If you take people who were socialized to believe that their worth is bound up in useful work, and who don’t have the gall to define “useful” themselves, then they are going to feel useless under a basic income scheme. It’s all fine and well if a few individuals feel out of tune with the world, but when millions feel that way, you’ve got a serious problem. You’ll see despair, alcoholism and opioid abuse:

Scholars in sociology tell us this is closely connected to the fact that men in later-born cohorts can’t marry if they don’t have “a good job”. Those jobs – jobs with on-the-job training, jobs with benefits, jobs where, if you work hard, you can expect to move up – are harder and harder to come by now. While marriage rates fell, rates of cohabitation rose. However, unlike what one sees in many European countries, these cohabitations are fragile in the US. Taken together, this leaves less structure (in religion, in jobs, in marriage). If things go well, this is fine, but if things go poorly, this can lead to suicide.

When you have a solution for the problem we already face then I’ll quite describing technological boosterism as naive, blithe, careless and dangerous.

Conclusion

We have a wicked problem. Trying to solve one part of it may make other parts worse. For example, a moratorium on fossil fuel usage will stop our economies cold. The pain action like this creates will start them up again furiously, and this time we’ll say “never again” to ideas like that! Alternatively, ignoring the problem just piles up more pain later.

I don’t have any answers. I also don’t have the ability to ignore the problem just because I don’t know what to do about it (would be nice!). The best I can come up with is:

  • Be good to people around you. Don’t respect hierarchy. Don’t place yourself above any other.
  • Try to find joy in living smaller. Walk to the mountains for a vacation, don’t fly.
  • Have less children. A fulfilling life can also be had with no children.
  • Be skeptical of people who assert the future will be rosy. Call them out on bullshit.
  • Don’t give in to “hating” humanity. We are creatures with limits, like all other animals. Whoever said we were going to be capable of steering a global civilization of 7+ billion people into smart directions? Nobody. That’s just an idea in your head. Just because we may well fail isn’t a reason to lose your sense of humor.
  • Winning isn’t everything. We’ve played a grand game.
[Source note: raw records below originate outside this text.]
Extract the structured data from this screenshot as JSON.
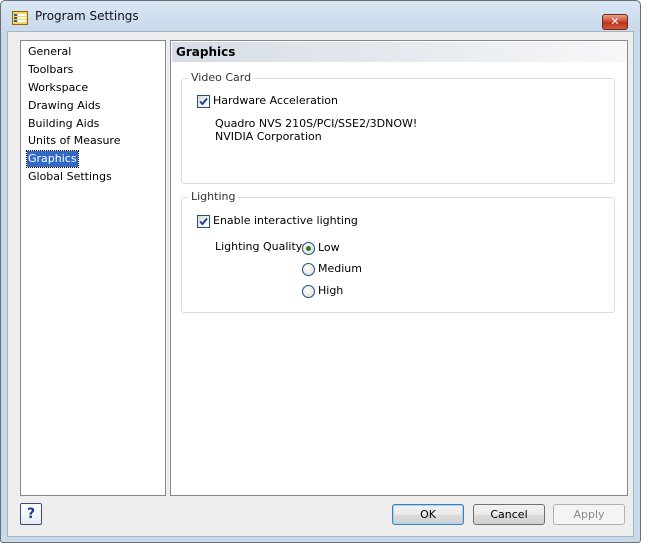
{
  "window": {
    "title": "Program Settings",
    "close_label": "✕"
  },
  "nav": {
    "items": [
      "General",
      "Toolbars",
      "Workspace",
      "Drawing Aids",
      "Building Aids",
      "Units of Measure",
      "Graphics",
      "Global Settings"
    ],
    "selected": "Graphics"
  },
  "panel": {
    "header": "Graphics",
    "video_card": {
      "label": "Video Card",
      "hw_accel_label": "Hardware Acceleration",
      "hw_accel_checked": true,
      "card_line1": "Quadro NVS 210S/PCI/SSE2/3DNOW!",
      "card_line2": "NVIDIA Corporation"
    },
    "lighting": {
      "label": "Lighting",
      "interactive_label": "Enable interactive lighting",
      "interactive_checked": true,
      "quality_label": "Lighting Quality:",
      "options": [
        "Low",
        "Medium",
        "High"
      ],
      "selected": "Low"
    }
  },
  "buttons": {
    "help": "?",
    "ok": "OK",
    "cancel": "Cancel",
    "apply": "Apply"
  },
  "colors": {
    "selection": "#3169c6",
    "radio_dot": "#2d7b25"
  }
}
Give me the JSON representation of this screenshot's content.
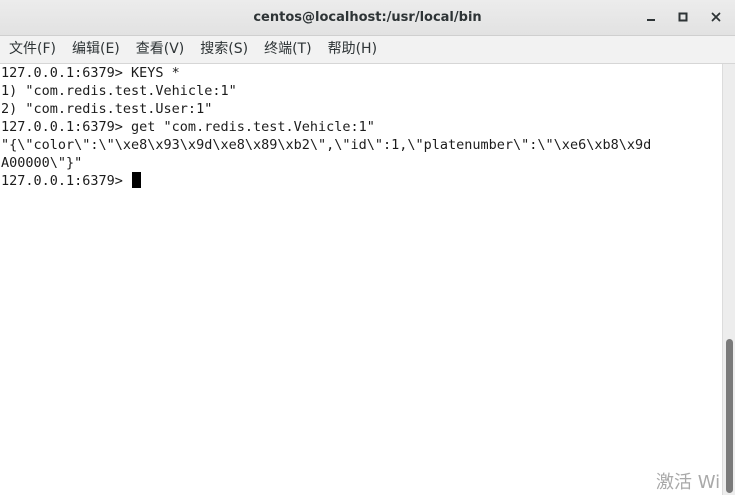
{
  "window": {
    "title": "centos@localhost:/usr/local/bin"
  },
  "menu": {
    "items": [
      {
        "label": "文件(F)"
      },
      {
        "label": "编辑(E)"
      },
      {
        "label": "查看(V)"
      },
      {
        "label": "搜索(S)"
      },
      {
        "label": "终端(T)"
      },
      {
        "label": "帮助(H)"
      }
    ]
  },
  "terminal": {
    "lines": [
      "127.0.0.1:6379> KEYS *",
      "1) \"com.redis.test.Vehicle:1\"",
      "2) \"com.redis.test.User:1\"",
      "127.0.0.1:6379> get \"com.redis.test.Vehicle:1\"",
      "\"{\\\"color\\\":\\\"\\xe8\\x93\\x9d\\xe8\\x89\\xb2\\\",\\\"id\\\":1,\\\"platenumber\\\":\\\"\\xe6\\xb8\\x9d",
      "A00000\\\"}\"",
      "127.0.0.1:6379> "
    ]
  },
  "watermark": {
    "text": "激活 Wi"
  },
  "icons": {
    "minimize": "minimize-icon",
    "maximize": "maximize-icon",
    "close": "close-icon"
  },
  "colors": {
    "terminal_bg": "#ffffff",
    "terminal_fg": "#1c1c1c",
    "titlebar_bg": "#e6e6e6"
  }
}
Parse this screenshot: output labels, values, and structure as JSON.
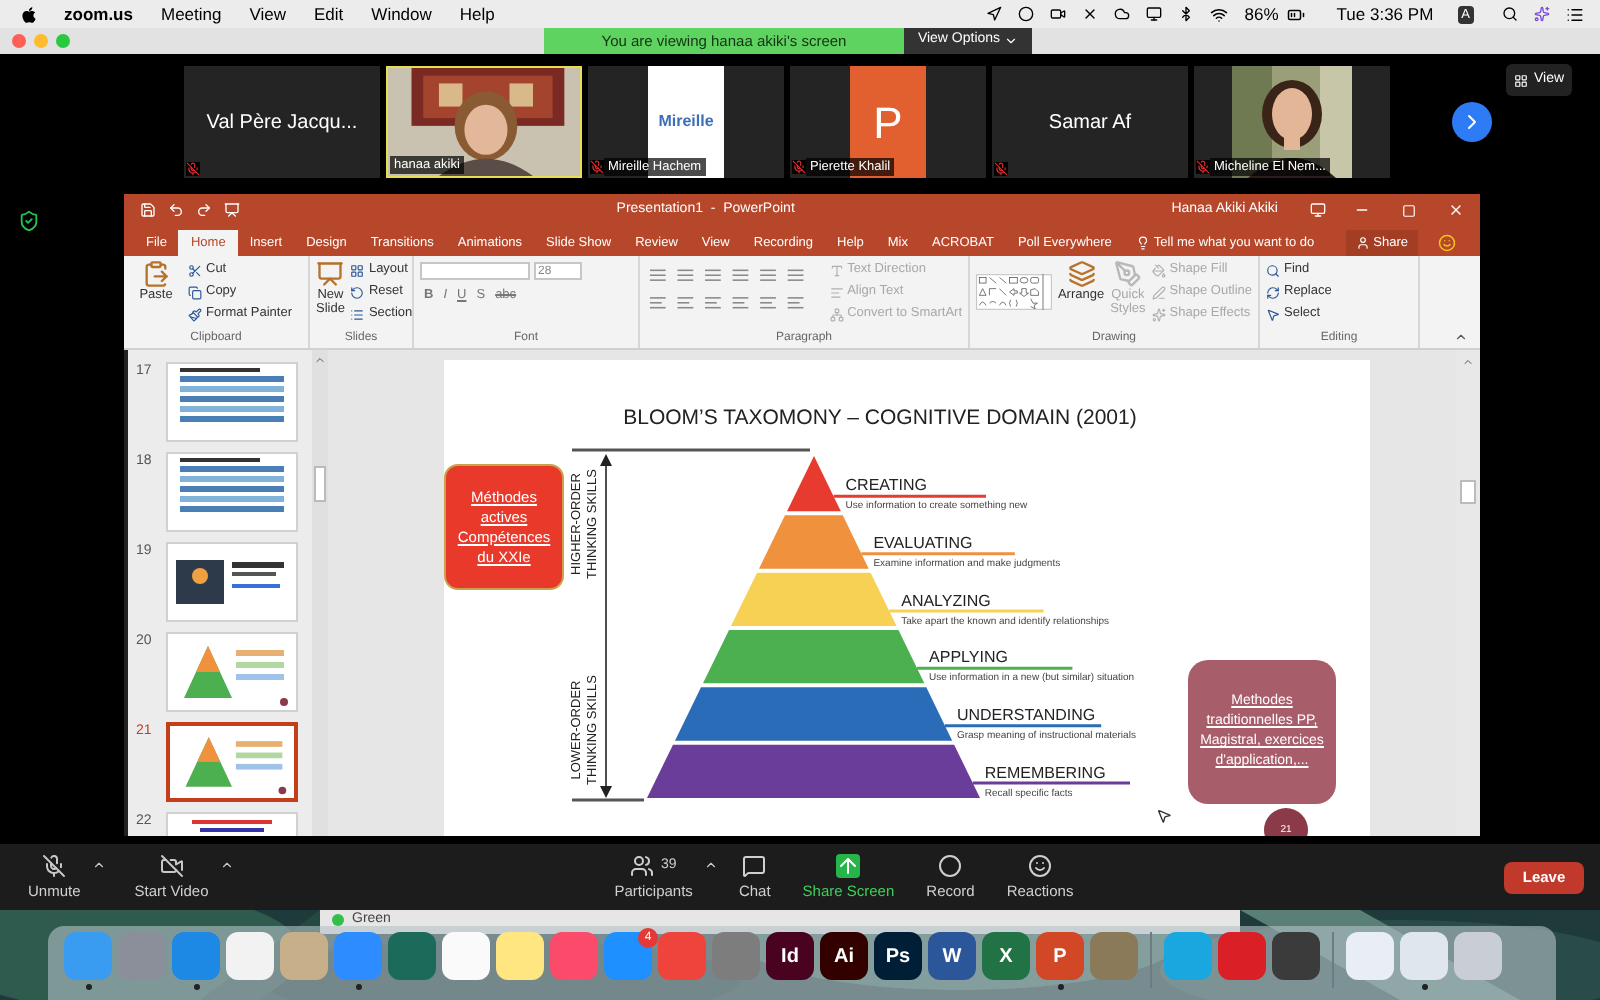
{
  "menu_bar": {
    "app_name": "zoom.us",
    "menus": [
      "Meeting",
      "View",
      "Edit",
      "Window",
      "Help"
    ],
    "battery_percent": "86%",
    "clock": "Tue 3:36 PM",
    "input_source": "A"
  },
  "zoom_window": {
    "banner": "You are viewing hanaa akiki's screen",
    "view_options": "View Options",
    "view_button": "View"
  },
  "participants": [
    {
      "kind": "name",
      "display": "Val Père Jacqu...",
      "muted": true,
      "active": false
    },
    {
      "kind": "video",
      "label": "hanaa akiki",
      "muted": false,
      "active": true
    },
    {
      "kind": "avatar_text",
      "display": "Mireille",
      "label": "Mireille Hachem",
      "muted": true,
      "active": false
    },
    {
      "kind": "avatar_letter",
      "display": "P",
      "label": "Pierette Khalil",
      "muted": true,
      "active": false
    },
    {
      "kind": "name",
      "display": "Samar Af",
      "muted": true,
      "active": false
    },
    {
      "label": "Micheline El Nem...",
      "muted": true,
      "active": false
    }
  ],
  "powerpoint": {
    "title": "Presentation1  -  PowerPoint",
    "user": "Hanaa Akiki Akiki",
    "tabs": [
      {
        "label": "File",
        "selected": false
      },
      {
        "label": "Home",
        "selected": true
      },
      {
        "label": "Insert",
        "selected": false
      },
      {
        "label": "Design",
        "selected": false
      },
      {
        "label": "Transitions",
        "selected": false
      },
      {
        "label": "Animations",
        "selected": false
      },
      {
        "label": "Slide Show",
        "selected": false
      },
      {
        "label": "Review",
        "selected": false
      },
      {
        "label": "View",
        "selected": false
      },
      {
        "label": "Recording",
        "selected": false
      },
      {
        "label": "Help",
        "selected": false
      },
      {
        "label": "Mix",
        "selected": false
      },
      {
        "label": "ACROBAT",
        "selected": false
      },
      {
        "label": "Poll Everywhere",
        "selected": false
      }
    ],
    "tell_me": "Tell me what you want to do",
    "share": "Share",
    "ribbon": [
      {
        "kind": "clipboard",
        "label": "Clipboard",
        "big": [
          {
            "label": "Paste",
            "disabled": false
          }
        ],
        "items": [
          {
            "label": "Cut",
            "disabled": false
          },
          {
            "label": "Copy",
            "disabled": false
          },
          {
            "label": "Format Painter",
            "disabled": false
          }
        ]
      },
      {
        "kind": "slides",
        "label": "Slides",
        "big": [
          {
            "label": "New Slide",
            "disabled": false
          }
        ],
        "items": [
          {
            "label": "Layout",
            "disabled": false
          },
          {
            "label": "Reset",
            "disabled": false
          },
          {
            "label": "Section",
            "disabled": false
          }
        ]
      },
      {
        "kind": "font",
        "label": "Font",
        "size": "28",
        "buttons": [
          "B",
          "I",
          "U",
          "S",
          "abc"
        ]
      },
      {
        "kind": "paragraph",
        "label": "Paragraph",
        "items": [
          {
            "label": "Text Direction",
            "disabled": true
          },
          {
            "label": "Align Text",
            "disabled": true
          },
          {
            "label": "Convert to SmartArt",
            "disabled": true
          }
        ]
      },
      {
        "kind": "drawing",
        "label": "Drawing",
        "big": [
          {
            "label": "Arrange",
            "disabled": false
          },
          {
            "label": "Quick Styles",
            "disabled": true
          }
        ],
        "items": [
          {
            "label": "Shape Fill",
            "disabled": true
          },
          {
            "label": "Shape Outline",
            "disabled": true
          },
          {
            "label": "Shape Effects",
            "disabled": true
          }
        ]
      },
      {
        "kind": "editing",
        "label": "Editing",
        "items": [
          {
            "label": "Find",
            "disabled": false
          },
          {
            "label": "Replace",
            "disabled": false
          },
          {
            "label": "Select",
            "disabled": false
          }
        ]
      }
    ],
    "thumbnails": [
      {
        "number": "17",
        "kind": "table",
        "selected": false
      },
      {
        "number": "18",
        "kind": "table",
        "selected": false
      },
      {
        "number": "19",
        "selected": false
      },
      {
        "number": "20",
        "kind": "pyramid",
        "selected": false
      },
      {
        "number": "21",
        "kind": "pyramid",
        "selected": true
      },
      {
        "number": "22",
        "kind": "text",
        "selected": false
      }
    ],
    "slide": {
      "title": "BLOOM’S TAXOMONY – COGNITIVE DOMAIN (2001)",
      "left_note": "Méthodes actives Compétences du XXIe",
      "higher_label": "HIGHER-ORDER THINKING SKILLS",
      "lower_label": "LOWER-ORDER THINKING SKILLS",
      "levels": [
        {
          "title": "CREATING",
          "description": "Use information to create something new",
          "color": "#e63b2e"
        },
        {
          "title": "EVALUATING",
          "description": "Examine information and make judgments",
          "color": "#f0913e"
        },
        {
          "title": "ANALYZING",
          "description": "Take apart the known and identify relationships",
          "color": "#f7d154"
        },
        {
          "title": "APPLYING",
          "description": "Use information in a new (but similar) situation",
          "color": "#4caf50"
        },
        {
          "title": "UNDERSTANDING",
          "description": "Grasp meaning of instructional materials",
          "color": "#2b6cb8"
        },
        {
          "title": "REMEMBERING",
          "description": "Recall specific facts",
          "color": "#6a3d9a"
        }
      ],
      "right_note": "Methodes traditionnelles PP, Magistral, exercices d'application,...",
      "page_number": "21"
    }
  },
  "toolbar": {
    "left": [
      {
        "kind": "mic",
        "label": "Unmute",
        "menu": true
      },
      {
        "kind": "video",
        "label": "Start Video",
        "menu": true
      }
    ],
    "center": [
      {
        "kind": "participants",
        "label": "Participants",
        "count": "39",
        "menu": true
      },
      {
        "kind": "chat",
        "label": "Chat",
        "menu": false
      },
      {
        "kind": "share",
        "label": "Share Screen",
        "menu": false
      },
      {
        "kind": "record",
        "label": "Record",
        "menu": false
      },
      {
        "kind": "reactions",
        "label": "Reactions",
        "menu": false
      }
    ],
    "leave": "Leave"
  },
  "desktop": {
    "window_label": "Green",
    "dock": [
      {
        "kind": "app",
        "color": "#3a9cf0",
        "running": true
      },
      {
        "kind": "app",
        "color": "#8a8f99",
        "running": false
      },
      {
        "kind": "app",
        "color": "#1e88e5",
        "running": true
      },
      {
        "kind": "app",
        "color": "#f2f2f2",
        "running": false
      },
      {
        "kind": "app",
        "color": "#c7b089",
        "running": false
      },
      {
        "kind": "app",
        "color": "#2d8cff",
        "running": true
      },
      {
        "kind": "app",
        "color": "#1c6b5a",
        "running": false
      },
      {
        "kind": "app",
        "color": "#fafafa",
        "running": false
      },
      {
        "kind": "app",
        "color": "#ffe680",
        "running": false
      },
      {
        "kind": "app",
        "color": "#fa4b6b",
        "running": false
      },
      {
        "kind": "app",
        "color": "#1e90ff",
        "badge": "4",
        "running": false
      },
      {
        "kind": "app",
        "color": "#ef443b",
        "running": false
      },
      {
        "kind": "app",
        "color": "#7d7d7d",
        "running": false
      },
      {
        "kind": "app",
        "color": "#49021f",
        "label": "Id",
        "running": false
      },
      {
        "kind": "app",
        "color": "#330000",
        "label": "Ai",
        "running": false
      },
      {
        "kind": "app",
        "color": "#001e36",
        "label": "Ps",
        "running": false
      },
      {
        "kind": "app",
        "color": "#2b579a",
        "label": "W",
        "running": false
      },
      {
        "kind": "app",
        "color": "#217346",
        "label": "X",
        "running": false
      },
      {
        "kind": "app",
        "color": "#d24726",
        "label": "P",
        "running": true
      },
      {
        "kind": "app",
        "color": "#8a7a5a",
        "running": false
      },
      {
        "kind": "separator"
      },
      {
        "kind": "app",
        "color": "#1aa7e0",
        "running": false
      },
      {
        "kind": "app",
        "color": "#da1f26",
        "running": false
      },
      {
        "kind": "app",
        "color": "#3b3b3b",
        "running": false
      },
      {
        "kind": "separator"
      },
      {
        "kind": "app",
        "color": "#e9eef5",
        "running": false
      },
      {
        "kind": "app",
        "color": "#dfe6ee",
        "running": true
      },
      {
        "kind": "app",
        "color": "#c9ced6",
        "running": false
      }
    ]
  }
}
Now…

Turn your thoughts away from what may or may not be. Turn and kiss the miracle of your day – the toast with butter…the girl with strawberry lips that you married so long ago…the hot shame of being caught cheating on a test…the first time the boy rode his bike around the block.

I don’t have anything that can compete with that.

Namaste